It was the conservationist John Muir who said “Tug on anything at all and you’ll find it connected to everything else in the universe.” Scientists are discovering that all sorts of natural phenomenon, from the root systems of trees to the foraging behavior of honey bees, are actually expressions of a larger, collective intelligence.
How can we ensure that our social networks also work intelligently and effectively? We asked leadership coach Trish Silber, president of Aliniad Consulting Partners, to help us identify the traits of these smart networks and how we can foster better collaboration.
What are the characteristics of a “smart network”?
I learned about the term ‘smart network’ from June Holley and Valdis Krebs and it has completely changed how I think about the networks in my life. In the simplest terms, better and more diverse relationships in your network create better opportunities with less effort.
A smart network includes a close core of diverse, high quality relationships that exhibit great communication and collaboration. Not everyone may know each other directly in this close core, but individuals can be connected with each other easily and quickly to work together.
The periphery of the network is exponentially (3-5 times) larger than the core, so new thinking, ideas and resources flow easily into the core because everyone on the periphery is connected to someone in the core. And when you ensure that the core and the periphery are highly diverse, you can imagine the access, energy, creativity, and resources a network like this can bring!
Why is it important to have a smart network?
It’s the intentional networks that I’m part of – those networks that are working toward a common vision and trying to have impact of some kind — that I cultivate to become smart networks.
I need a smart network when I’m dealing with huge challenges or opportunities, when I’m trying to do something transformational, and /or when I need to engage or access a broad set of stakeholders outside of my own community.
I keep finding that it’s like a flywheel — when I start cultivating a smart network, it seems like it begins slowly, but then it starts to build momentum and eventually really picks up speed. I end up feeling that the network is actually working for me – saving me significant time and effort and achieving results beyond what I could initially imagine. A smart network extends your reach and amplifies your ability to have impact.
How has your own network helped you in your work?
When I think of my greatest successes and the impact I’ve had in both my career and in the areas I volunteer, I can always point to people in my network who helped make them happen.
Colleagues in my network have created access for me. They’ve opened doors nationally and internationally and ensured that I had a seat at the table. The periphery members of my network have eyes and ears where I don’t and have made sure I’ve had an understanding of context and access to information. When I think about the most extraordinary clients I’ve worked with throughout my career, they were each introduced to me by people in my network.
Members of my network are only a phone call (or text) away with all manner of support, such as ideas and resources. I don’t ever feel that I am facing challenges alone. My network makes sure I am thinking big enough, holds me accountable and supports me in being the best, most authentic version of myself.
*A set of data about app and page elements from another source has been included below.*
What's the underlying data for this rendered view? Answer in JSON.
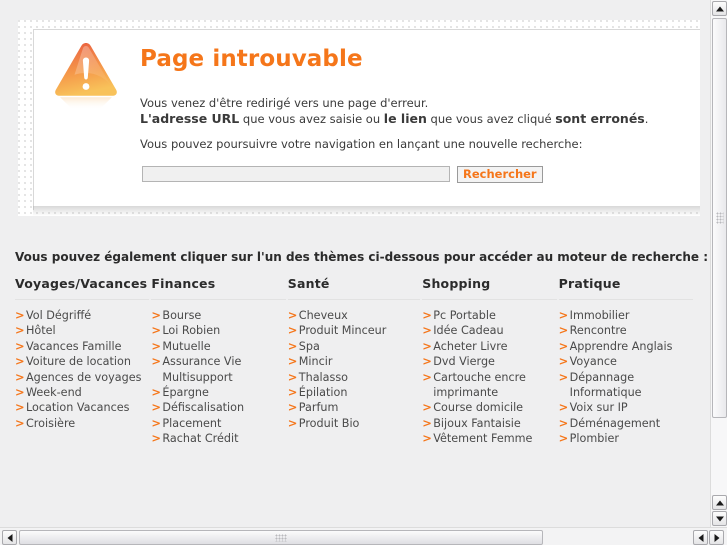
{
  "error_panel": {
    "icon": "warning-triangle-icon",
    "heading": "Page introuvable",
    "paragraph1_part1": "Vous venez d'être redirigé vers une page d'erreur.",
    "paragraph1_strong1": "L'adresse URL",
    "paragraph1_mid1": " que vous avez saisie ou ",
    "paragraph1_strong2": "le lien",
    "paragraph1_mid2": " que vous avez cliqué ",
    "paragraph1_strong3": "sont erronés",
    "paragraph1_end": ".",
    "paragraph2": "Vous pouvez poursuivre votre navigation en lançant une nouvelle recherche:",
    "search_value": "",
    "search_placeholder": "",
    "search_button_label": "Rechercher"
  },
  "themes": {
    "prompt": "Vous pouvez également cliquer sur l'un des thèmes ci-dessous pour accéder au moteur de recherche :",
    "columns": [
      {
        "title": "Voyages/Vacances",
        "links": [
          "Vol Dégriffé",
          "Hôtel",
          "Vacances Famille",
          "Voiture de location",
          "Agences de voyages",
          "Week-end",
          "Location Vacances",
          "Croisière"
        ]
      },
      {
        "title": "Finances",
        "links": [
          "Bourse",
          "Loi Robien",
          "Mutuelle",
          "Assurance Vie Multisupport",
          "Épargne",
          "Défiscalisation",
          "Placement",
          "Rachat Crédit"
        ]
      },
      {
        "title": "Santé",
        "links": [
          "Cheveux",
          "Produit Minceur",
          "Spa",
          "Mincir",
          "Thalasso",
          "Épilation",
          "Parfum",
          "Produit Bio"
        ]
      },
      {
        "title": "Shopping",
        "links": [
          "Pc Portable",
          "Idée Cadeau",
          "Acheter Livre",
          "Dvd Vierge",
          "Cartouche encre imprimante",
          "Course domicile",
          "Bijoux Fantaisie",
          "Vêtement Femme"
        ]
      },
      {
        "title": "Pratique",
        "links": [
          "Immobilier",
          "Rencontre",
          "Apprendre Anglais",
          "Voyance",
          "Dépannage Informatique",
          "Voix sur IP",
          "Déménagement",
          "Plombier"
        ]
      }
    ]
  },
  "colors": {
    "accent_orange": "#f5761a",
    "text_dark": "#2b2b2b",
    "link_text": "#4a4a4a",
    "page_background": "#efeff0",
    "panel_background": "#ffffff"
  },
  "scrollbars": {
    "vertical": {
      "up_icon": "scroll-up-arrow-icon",
      "down_icon": "scroll-down-arrow-icon"
    },
    "horizontal": {
      "left_icon": "scroll-left-arrow-icon",
      "right_icon": "scroll-right-arrow-icon"
    }
  }
}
And when it comes to learning, members of my network (especially on the periphery) are out on the leading edge of research and innovation in fields related to my work and are voracious readers. They let me know what’s worth reading, what I need to be savvy about, and what I’ll want to attend. They have saved me countless hours, have fueled my interests, and have introduced me to leading thinkers I would never have met or heard of otherwise.
And finally, having a network that brings access, support and learning has allowed me to scale my work beyond what I could ever have achieved on my own.
How can I assess my own network?
If I am beginning a new effort, or feeling that my current network is a little stale, I like to reflect on the following characteristics of an effective network. I always get a specific insight about actions I can take to build or refresh my network.
- Diversity: To what degree does my network include all the types of individuals and groups that are needed for success in the issue(s) I care most about? What key relationships and connections are missing from my network?
- Visibility: Does my network provide me with the visibility I need? Am I in the right rooms with the right people?
- Energy: How active is my network? Do members of my network communicate with me and others in ways that foster engagement, participation and action? Does my network motivate me?
- Mutuality: What do members of my network offer me compared to what I offer them? What kind of ‘return’ do I get from my investment in various relationships in my network?
- Freshness: Is my network forward-looking and innovative? Do members of my network identify new opportunities where we can invest our efforts for even greater impact? How often do I create strong connections with new people?
- Resilience: Is the core of my network too dependent on one group or individual? Are there individuals or groups in my network that need to be better connected with each other?
Trish Silber, president of Aliniad Consulting Partners, has more than 30 years of experience in organizational and leadership development, executive coaching, and conflict management. She recently completed her second term as the Chair of the Nominating Committee for the National Environmental Education Foundation board and provides pro bono executive coaching for TED Fellows.